> Records for the exercise:
═══

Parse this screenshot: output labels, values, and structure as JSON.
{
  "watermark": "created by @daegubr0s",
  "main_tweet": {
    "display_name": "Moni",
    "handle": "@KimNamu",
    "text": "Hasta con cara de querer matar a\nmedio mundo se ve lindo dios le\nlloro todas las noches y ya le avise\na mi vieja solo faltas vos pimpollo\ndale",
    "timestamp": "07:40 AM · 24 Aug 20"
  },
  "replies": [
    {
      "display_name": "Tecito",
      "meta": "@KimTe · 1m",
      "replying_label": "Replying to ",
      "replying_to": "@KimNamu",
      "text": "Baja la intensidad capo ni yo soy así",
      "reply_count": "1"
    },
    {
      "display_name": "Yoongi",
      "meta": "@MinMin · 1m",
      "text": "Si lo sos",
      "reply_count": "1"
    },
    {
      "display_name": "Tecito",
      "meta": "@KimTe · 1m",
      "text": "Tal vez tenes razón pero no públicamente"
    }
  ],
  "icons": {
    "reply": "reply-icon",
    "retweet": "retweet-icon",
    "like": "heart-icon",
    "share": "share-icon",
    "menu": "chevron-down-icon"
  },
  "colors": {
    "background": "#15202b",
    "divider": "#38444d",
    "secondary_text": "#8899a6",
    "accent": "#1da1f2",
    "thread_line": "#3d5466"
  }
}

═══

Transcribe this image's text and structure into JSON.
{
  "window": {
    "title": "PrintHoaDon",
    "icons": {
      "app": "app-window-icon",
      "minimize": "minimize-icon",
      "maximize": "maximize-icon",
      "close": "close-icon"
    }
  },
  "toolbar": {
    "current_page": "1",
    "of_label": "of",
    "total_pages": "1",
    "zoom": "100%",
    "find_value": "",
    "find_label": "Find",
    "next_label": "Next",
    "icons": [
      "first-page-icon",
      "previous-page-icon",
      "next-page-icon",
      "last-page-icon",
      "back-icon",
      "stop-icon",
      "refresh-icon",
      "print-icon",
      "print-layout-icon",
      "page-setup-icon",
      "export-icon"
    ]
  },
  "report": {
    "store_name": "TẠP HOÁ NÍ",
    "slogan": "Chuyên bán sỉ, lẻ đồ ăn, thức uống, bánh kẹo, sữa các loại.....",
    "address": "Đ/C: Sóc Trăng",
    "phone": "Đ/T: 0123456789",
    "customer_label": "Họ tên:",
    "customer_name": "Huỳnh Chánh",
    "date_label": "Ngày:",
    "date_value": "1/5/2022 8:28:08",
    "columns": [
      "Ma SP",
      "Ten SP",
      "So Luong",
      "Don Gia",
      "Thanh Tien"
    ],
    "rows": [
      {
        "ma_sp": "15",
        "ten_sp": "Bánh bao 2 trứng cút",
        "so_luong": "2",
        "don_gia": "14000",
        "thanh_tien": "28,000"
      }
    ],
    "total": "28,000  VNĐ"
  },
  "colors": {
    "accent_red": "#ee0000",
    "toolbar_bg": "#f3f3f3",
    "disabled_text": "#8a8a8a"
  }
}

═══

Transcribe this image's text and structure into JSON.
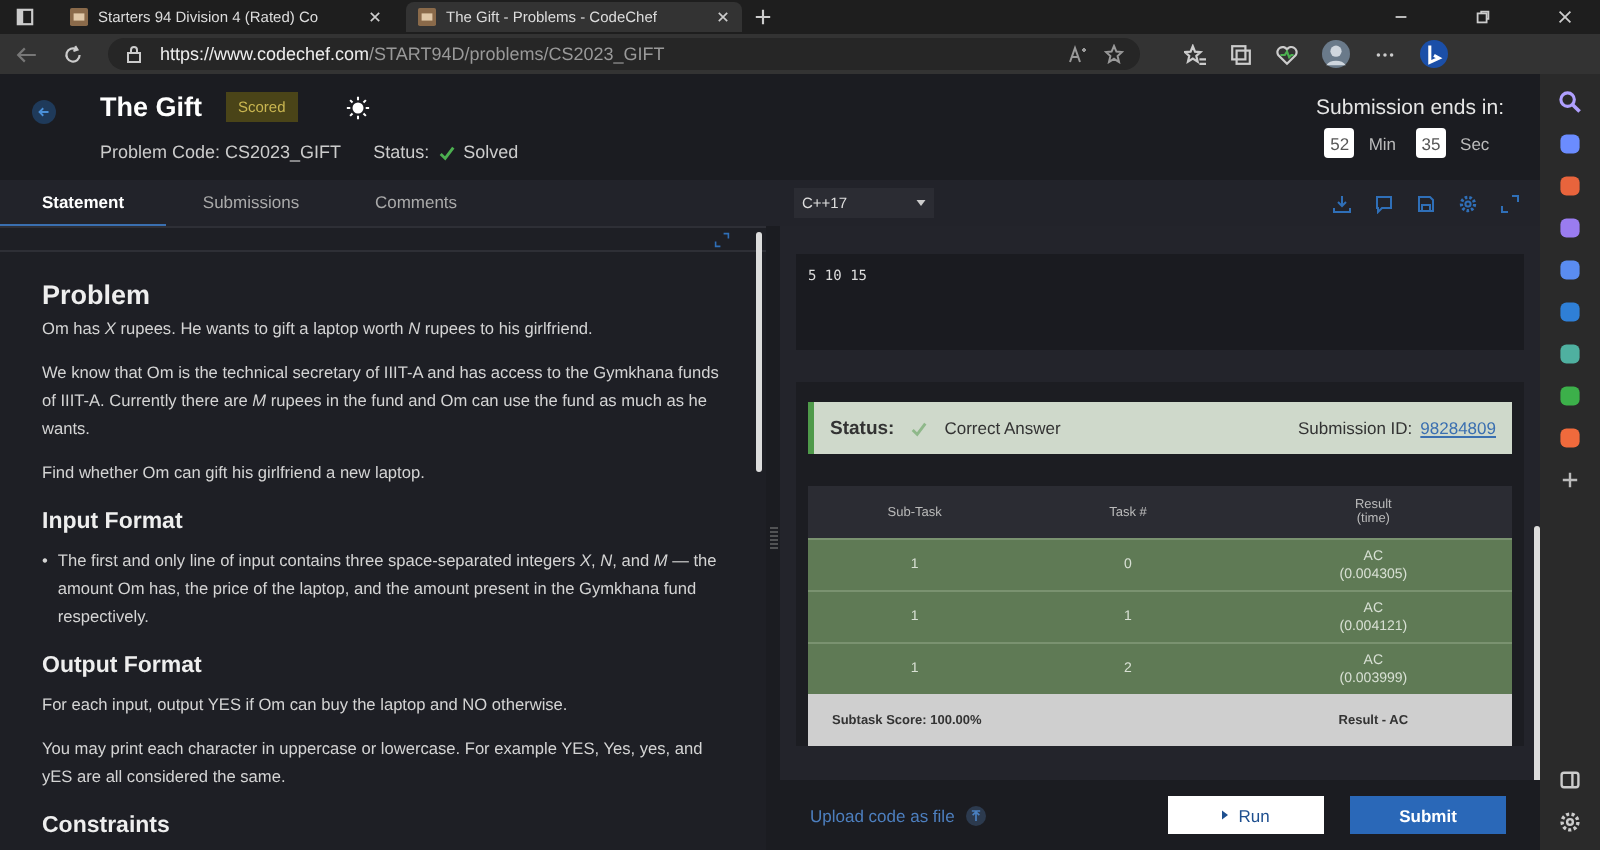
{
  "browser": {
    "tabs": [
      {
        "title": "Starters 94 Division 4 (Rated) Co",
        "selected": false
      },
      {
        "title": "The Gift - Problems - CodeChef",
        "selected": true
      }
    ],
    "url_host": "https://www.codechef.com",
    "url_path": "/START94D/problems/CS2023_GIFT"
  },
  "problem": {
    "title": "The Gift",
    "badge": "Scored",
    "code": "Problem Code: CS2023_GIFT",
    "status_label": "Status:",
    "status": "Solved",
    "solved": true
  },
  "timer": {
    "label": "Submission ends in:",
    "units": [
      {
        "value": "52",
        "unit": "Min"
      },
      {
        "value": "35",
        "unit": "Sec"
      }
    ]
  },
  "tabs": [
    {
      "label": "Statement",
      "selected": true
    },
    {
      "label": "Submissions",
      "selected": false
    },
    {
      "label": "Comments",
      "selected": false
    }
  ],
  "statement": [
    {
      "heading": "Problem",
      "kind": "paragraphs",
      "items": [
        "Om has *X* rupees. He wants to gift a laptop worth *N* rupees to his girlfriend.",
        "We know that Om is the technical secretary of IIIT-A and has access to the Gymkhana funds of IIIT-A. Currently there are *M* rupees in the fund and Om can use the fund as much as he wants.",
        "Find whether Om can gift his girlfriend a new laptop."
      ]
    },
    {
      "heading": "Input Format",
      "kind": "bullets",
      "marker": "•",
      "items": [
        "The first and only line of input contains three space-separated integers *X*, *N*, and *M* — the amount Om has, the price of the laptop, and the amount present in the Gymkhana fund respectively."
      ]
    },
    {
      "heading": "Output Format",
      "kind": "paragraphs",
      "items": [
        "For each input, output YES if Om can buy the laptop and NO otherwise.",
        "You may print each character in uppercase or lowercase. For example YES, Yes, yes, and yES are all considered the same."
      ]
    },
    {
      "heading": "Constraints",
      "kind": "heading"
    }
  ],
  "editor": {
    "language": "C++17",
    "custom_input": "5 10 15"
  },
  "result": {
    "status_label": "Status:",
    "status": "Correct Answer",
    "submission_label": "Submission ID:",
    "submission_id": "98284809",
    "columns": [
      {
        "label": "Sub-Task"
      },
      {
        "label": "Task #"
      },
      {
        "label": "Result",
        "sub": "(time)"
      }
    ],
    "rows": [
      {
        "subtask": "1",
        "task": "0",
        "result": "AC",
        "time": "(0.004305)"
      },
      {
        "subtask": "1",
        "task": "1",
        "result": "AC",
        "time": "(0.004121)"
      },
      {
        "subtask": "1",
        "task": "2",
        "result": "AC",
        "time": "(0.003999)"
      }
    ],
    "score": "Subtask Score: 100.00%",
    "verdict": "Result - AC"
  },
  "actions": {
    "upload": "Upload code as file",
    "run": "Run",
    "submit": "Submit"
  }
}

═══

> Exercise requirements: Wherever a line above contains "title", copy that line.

> Solution:
    "title": "PrintHoaDon",
        "title": "Starters 94 Division 4 (Rated) Co",
        "title": "The Gift - Problems - CodeChef",
    "title": "The Gift",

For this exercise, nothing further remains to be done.